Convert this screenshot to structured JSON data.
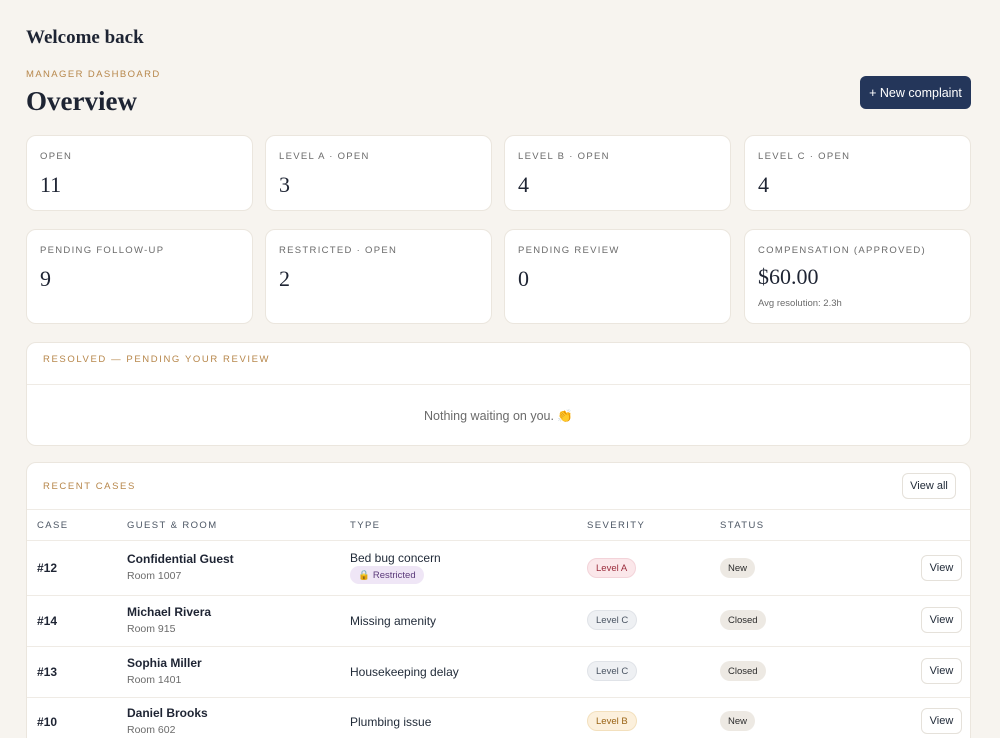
{
  "header": {
    "welcome": "Welcome back",
    "eyebrow": "MANAGER DASHBOARD",
    "title": "Overview",
    "new_button": "+ New complaint"
  },
  "stats": [
    {
      "label": "OPEN",
      "value": "11"
    },
    {
      "label": "LEVEL A · OPEN",
      "value": "3"
    },
    {
      "label": "LEVEL B · OPEN",
      "value": "4"
    },
    {
      "label": "LEVEL C · OPEN",
      "value": "4"
    },
    {
      "label": "PENDING FOLLOW-UP",
      "value": "9"
    },
    {
      "label": "RESTRICTED · OPEN",
      "value": "2"
    },
    {
      "label": "PENDING REVIEW",
      "value": "0"
    },
    {
      "label": "COMPENSATION (APPROVED)",
      "value": "$60.00",
      "sub": "Avg resolution: 2.3h"
    }
  ],
  "review_section": {
    "label": "RESOLVED — PENDING YOUR REVIEW",
    "empty_message": "Nothing waiting on you. 👏"
  },
  "recent_cases": {
    "label": "RECENT CASES",
    "view_all": "View all",
    "columns": [
      "CASE",
      "GUEST & ROOM",
      "TYPE",
      "SEVERITY",
      "STATUS"
    ],
    "rows": [
      {
        "case": "#12",
        "guest": "Confidential Guest",
        "room": "Room 1007",
        "type": "Bed bug concern",
        "tag": "Restricted",
        "severity": "Level A",
        "status": "New",
        "action": "View"
      },
      {
        "case": "#14",
        "guest": "Michael Rivera",
        "room": "Room 915",
        "type": "Missing amenity",
        "severity": "Level C",
        "status": "Closed",
        "action": "View"
      },
      {
        "case": "#13",
        "guest": "Sophia Miller",
        "room": "Room 1401",
        "type": "Housekeeping delay",
        "severity": "Level C",
        "status": "Closed",
        "action": "View"
      },
      {
        "case": "#10",
        "guest": "Daniel Brooks",
        "room": "Room 602",
        "type": "Plumbing issue",
        "severity": "Level B",
        "status": "New",
        "action": "View"
      }
    ]
  },
  "colors": {
    "background": "#f7f4ef",
    "primary_button": "#24365a",
    "accent_label": "#b7874b",
    "severity_a": "#9b2c3c",
    "severity_b": "#9a6416",
    "severity_c": "#4b5563",
    "restricted": "#5b3a7a"
  },
  "icons": {
    "restricted": "lock-icon"
  }
}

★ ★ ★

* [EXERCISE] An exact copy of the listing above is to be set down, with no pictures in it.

* [YOUR SOLUTION]
Convert this screenshot to structured JSON data.
{
  "header": {
    "welcome": "Welcome back",
    "eyebrow": "MANAGER DASHBOARD",
    "title": "Overview",
    "new_button": "+ New complaint"
  },
  "stats": [
    {
      "label": "OPEN",
      "value": "11"
    },
    {
      "label": "LEVEL A · OPEN",
      "value": "3"
    },
    {
      "label": "LEVEL B · OPEN",
      "value": "4"
    },
    {
      "label": "LEVEL C · OPEN",
      "value": "4"
    },
    {
      "label": "PENDING FOLLOW-UP",
      "value": "9"
    },
    {
      "label": "RESTRICTED · OPEN",
      "value": "2"
    },
    {
      "label": "PENDING REVIEW",
      "value": "0"
    },
    {
      "label": "COMPENSATION (APPROVED)",
      "value": "$60.00",
      "sub": "Avg resolution: 2.3h"
    }
  ],
  "review_section": {
    "label": "RESOLVED — PENDING YOUR REVIEW",
    "empty_message": "Nothing waiting on you. 👏"
  },
  "recent_cases": {
    "label": "RECENT CASES",
    "view_all": "View all",
    "columns": [
      "CASE",
      "GUEST & ROOM",
      "TYPE",
      "SEVERITY",
      "STATUS"
    ],
    "rows": [
      {
        "case": "#12",
        "guest": "Confidential Guest",
        "room": "Room 1007",
        "type": "Bed bug concern",
        "tag": "Restricted",
        "severity": "Level A",
        "status": "New",
        "action": "View"
      },
      {
        "case": "#14",
        "guest": "Michael Rivera",
        "room": "Room 915",
        "type": "Missing amenity",
        "severity": "Level C",
        "status": "Closed",
        "action": "View"
      },
      {
        "case": "#13",
        "guest": "Sophia Miller",
        "room": "Room 1401",
        "type": "Housekeeping delay",
        "severity": "Level C",
        "status": "Closed",
        "action": "View"
      },
      {
        "case": "#10",
        "guest": "Daniel Brooks",
        "room": "Room 602",
        "type": "Plumbing issue",
        "severity": "Level B",
        "status": "New",
        "action": "View"
      }
    ]
  },
  "colors": {
    "background": "#f7f4ef",
    "primary_button": "#24365a",
    "accent_label": "#b7874b",
    "severity_a": "#9b2c3c",
    "severity_b": "#9a6416",
    "severity_c": "#4b5563",
    "restricted": "#5b3a7a"
  },
  "icons": {
    "restricted": "lock-icon"
  }
}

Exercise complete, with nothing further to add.